“The authors acknowledge that the number of foodborne illnesses from raw dairy products (as opposed to outbreaks) were not significantly different in states where raw milk is legal to sell compared with states where it is illegal to sell,” notes Judith McGeary of the Farm and Ranch Freedom Alliance.  “In other words, had the authors looked at actual risk of illness, instead of the artificially defined “outbreaks,” there would have been no significant results to report.”
This does not end the list of flaws with the study, however.  The link between the outbreaks and the legal status of raw dairy mixed an entire category of diverse products. Illnesses from suitcase style raw cheese or queso fresco were lumped together with illnesses attributed to fluid raw milk, a much less risky product.  In the majority of states where the sale of raw fluid milk is allowed, the sale of queso fresco is still illegal.  The authors had all of the data on which products were legal and which products allegedly caused the illnesses, yet chose not to use that data.
Similarly, to create the claimed numbers for how much riskier raw dairy products are, the authors relied on old data on raw milk consumption rates, rather than using the CDC’s own food survey from 2006-2007.  The newer data showed that about 3 percent of the population consumes raw milk—over nine million people--yet the authors chose instead to make conclusions based on the assumption that only 1 percent of the dairy products in the country are consumed raw.
The authors also ignored relevant data on the populations of each state.  For example, the three most populous states in the country (California, Texas, and New York) all allow for legal sales of raw milk; the larger number of people in these states would logically lead to larger numbers of illnesses than in low-population states such as Montana and Wyoming and has nothing to do with the fact that raw milk is illegal in those states.
“It would hardly be surprising to see some sort of increase in foodborne illnesses related to a food where that food is legal,” said McGeary.  “If we banned ground beef, we’d see fewer illnesses related to ground beef products.   Yet this new study fails to prove even that common-sense proposition, even as it claims to prove a great deal more.  What the data really shows is that raw dairy products cause very few illnesses each year, even though the CDC data indicates that over 9 million people consume it.” 
Contact:  Kimberly Hartke, Publicist, The Weston A. Price Foundation
703-860-2711, 703-675-5557
The Weston A. Price Foundation is a 501C3 nutrition education foundation with the mission of disseminating accurate, science-based information on diet and health. Named after nutrition pioneer Weston A. Price, DDS, author of Nutrition and Physical Degeneration, the Washington, DC-based Foundation publishes a quarterly journal for its 13,000 members, supports 500 local chapters worldwide and hosts a yearly conference. The Foundation headquarters phone number is (202) 363-4394, www.westonaprice.org, info@westonaprice.org.

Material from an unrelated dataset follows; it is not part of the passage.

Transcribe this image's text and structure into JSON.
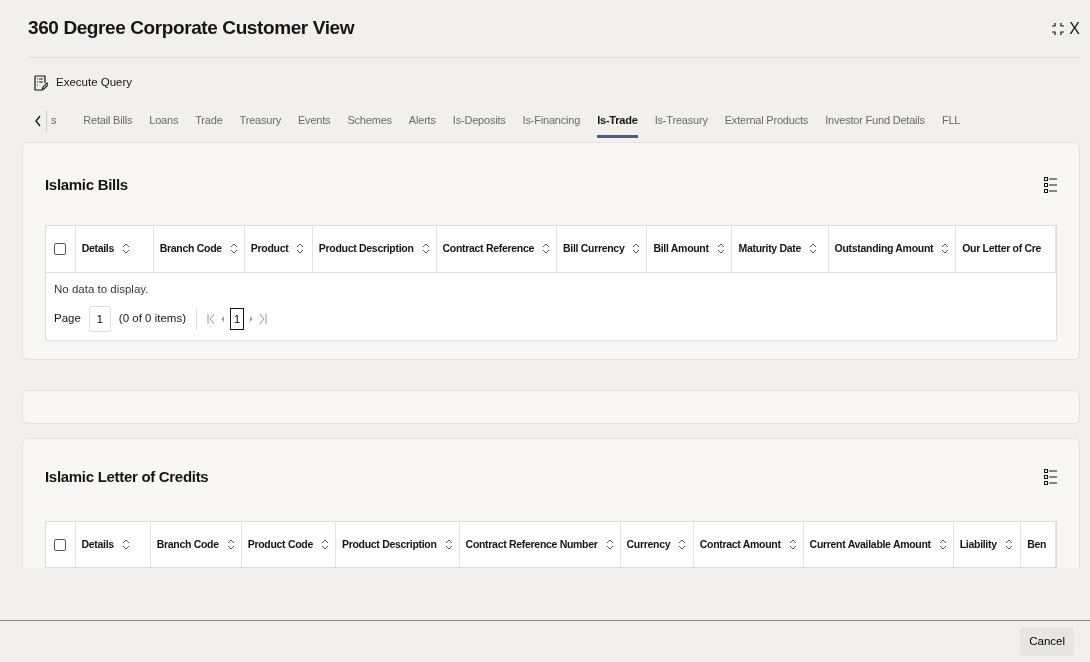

  1. I have received info from Claravale (via my buying club) about a POSSIBLE outbreak. They voluntarily pulled their products pending investigation. So far all tests have been negative.

    1. Oh, good to know. Claravale has really great tasting raw milk and I'm glad that Garthwaite voluntarily pulled their product. I still won't be giving raw milk to my children any time soon.

  2. I've actually met Ron from claravale. Seems serious about his work and pretty fair about pricing. Glad he's in my back yard

  3. I've actually met Ron from claravale. Seems serious about his work and pretty fair about pricing. Glad he's in my back yard